- Have a significant negative impact on your capacity to engage in normal daily activities
Everyday activities that may be impaired include the following:
- Getting dressed
- Using the toilet
- Using a computer or phone
- Managing finances
- Taking medication
Severe depression can completely take over a person’s life and make it hard to do everyday things. There’s absolutely no question that it’s a disability. In an overworked and stressful work environment, it’s essential to be aware of mental health problems like depression.
What Are My Rights?
The Equality Act 2010 gives you specific rights if your depression meets the conditions for a disability under UK law. Here are just a few:
- Discrimination protection: You can’t be treated differently because of a disability in any part of your life, like work or school
- Reasonable accommodations: Employers and service providers must make sensible changes so that your disability doesn’t put you at a disadvantage
- Access to goods and services: Service providers are required to make sensible adjustments so that you can use their goods and services
What Types of Disability Benefits Are Available?
In the UK, if you have depression and it meets the legal definition of a disability, you may be able to get disability benefits. These include:

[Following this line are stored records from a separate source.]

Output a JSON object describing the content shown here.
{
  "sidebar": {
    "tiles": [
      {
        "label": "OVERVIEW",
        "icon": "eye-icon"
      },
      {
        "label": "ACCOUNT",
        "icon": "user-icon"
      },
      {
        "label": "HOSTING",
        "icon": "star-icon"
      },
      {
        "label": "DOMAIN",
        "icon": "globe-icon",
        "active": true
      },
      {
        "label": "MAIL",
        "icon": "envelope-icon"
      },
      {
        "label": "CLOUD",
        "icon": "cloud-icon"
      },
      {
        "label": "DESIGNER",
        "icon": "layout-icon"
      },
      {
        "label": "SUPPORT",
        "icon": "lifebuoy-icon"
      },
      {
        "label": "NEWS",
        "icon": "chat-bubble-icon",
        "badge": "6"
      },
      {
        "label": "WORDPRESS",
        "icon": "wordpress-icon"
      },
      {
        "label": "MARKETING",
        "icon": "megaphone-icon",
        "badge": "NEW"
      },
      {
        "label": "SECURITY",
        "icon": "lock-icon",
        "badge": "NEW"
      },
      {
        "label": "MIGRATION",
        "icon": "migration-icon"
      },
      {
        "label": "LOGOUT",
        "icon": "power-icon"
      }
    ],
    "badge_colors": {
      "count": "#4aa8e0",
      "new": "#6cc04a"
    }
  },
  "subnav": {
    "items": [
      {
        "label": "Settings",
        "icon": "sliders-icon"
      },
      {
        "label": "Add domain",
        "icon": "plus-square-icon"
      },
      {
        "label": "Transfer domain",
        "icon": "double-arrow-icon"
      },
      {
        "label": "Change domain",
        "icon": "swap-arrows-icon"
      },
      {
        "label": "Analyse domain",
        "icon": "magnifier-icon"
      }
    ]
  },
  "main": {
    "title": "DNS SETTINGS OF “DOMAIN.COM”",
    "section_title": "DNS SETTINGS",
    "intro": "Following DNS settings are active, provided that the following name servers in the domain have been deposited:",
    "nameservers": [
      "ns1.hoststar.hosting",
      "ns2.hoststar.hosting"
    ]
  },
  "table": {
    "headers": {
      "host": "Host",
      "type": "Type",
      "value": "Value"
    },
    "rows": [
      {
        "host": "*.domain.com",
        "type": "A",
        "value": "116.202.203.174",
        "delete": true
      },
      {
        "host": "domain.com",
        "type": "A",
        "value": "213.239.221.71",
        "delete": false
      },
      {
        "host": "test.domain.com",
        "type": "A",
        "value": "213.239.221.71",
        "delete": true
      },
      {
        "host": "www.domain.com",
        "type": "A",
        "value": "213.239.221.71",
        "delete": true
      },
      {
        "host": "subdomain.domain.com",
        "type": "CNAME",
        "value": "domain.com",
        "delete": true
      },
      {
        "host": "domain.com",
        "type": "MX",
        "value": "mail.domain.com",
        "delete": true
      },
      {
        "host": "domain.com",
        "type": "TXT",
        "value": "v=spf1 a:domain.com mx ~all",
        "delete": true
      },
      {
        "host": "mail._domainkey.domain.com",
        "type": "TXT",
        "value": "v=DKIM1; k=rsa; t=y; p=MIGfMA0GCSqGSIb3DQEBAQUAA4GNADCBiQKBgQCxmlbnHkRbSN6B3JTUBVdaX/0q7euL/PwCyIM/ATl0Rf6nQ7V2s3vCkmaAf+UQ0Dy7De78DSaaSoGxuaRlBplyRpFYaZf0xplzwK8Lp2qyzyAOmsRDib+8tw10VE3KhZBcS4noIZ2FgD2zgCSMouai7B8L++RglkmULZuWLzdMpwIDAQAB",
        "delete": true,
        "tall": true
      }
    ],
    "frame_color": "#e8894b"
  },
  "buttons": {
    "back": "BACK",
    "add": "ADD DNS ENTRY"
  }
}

1. Personal Independence Payment (PIP)
PIP is a tax-free benefit for people aged 16 to 64 who, because of a long-term illness or disability, need help with:
- Routine tasks – the daily functioning element, or
- Getting around – the mobility element
PIP is not based on how much money you make or how much you have saved. The amount you’re entitled to will depend on how much your depression makes it hard to do everyday things.
PIP has largely replaced the Disability Living Allowance (DLA), a tax-free benefit for adults and children with disabilities.
2. Employment and Support Allowance (ESA)
ESA is a benefit for people who can’t work because of illness or disability. There are two forms of ESA: income-based ESA and contributory ESA. Contributory ESA is based on your National Insurance contributions, while income-based ESA is determined by your financial need. The amount you’re entitled to differs according to your individual circumstances.
3. Universal Credit (UC)
UC is a means-tested benefit that replaces several other benefits, including income-related ESA and Housing Benefits. It’s available to people who are low-income or out of work. If you have a disability or health condition, you could be entitled to extra money through the UC system.
4. Attendance Allowance
Payments to help pay for the personal care of those that are disabled and are of state pension age.
How Will I Receive My Benefits?
In the UK, if your condition qualifies for disability payments, you’ll usually get them from the Department of Work and Pensions (DWP). The DWP will contact you to assess if you’re eligible and how much you can get. Any money will be sent straight to your bank account if approved.
What If I Don’t Qualify for Disability Benefits?
Suppose you can’t work because of depression and don’t qualify for disability payments. In that case, there are many other financial assistance programmes to help you.
You might also be able to get help with your housing costs, council tax and other expenses. There are also plenty of groups and organisations that can help out, such as:
- Citizens Advice Bureau – Adviceline (England): 0800 144 8848
- Turn2us – helpline number 0808 802 2000
- Disability Rights UK – 0330 995 0400
Looking into your choices and getting help if needed is a good idea.
Remember that asking for help is a sign of strength; you shouldn’t feel bad about it.
Learn More About Mental Health
If you’re living with depression and can’t work, you may be eligible for disability benefits. In short, depression can be considered a disability if it makes your life harder. If you don’t qualify, however, there are other ways to get help if you need it. Remember that getting help is vital if you are having trouble with depression. There are resources available, like mental health professionals and support groups, that can help you deal with your situation and improve your quality of life.
If you want to learn more about mental health and depression, check out our Mental Health Awareness training course. It’s designed to help you recognise and respond to mental health concerns in the workplace and beyond.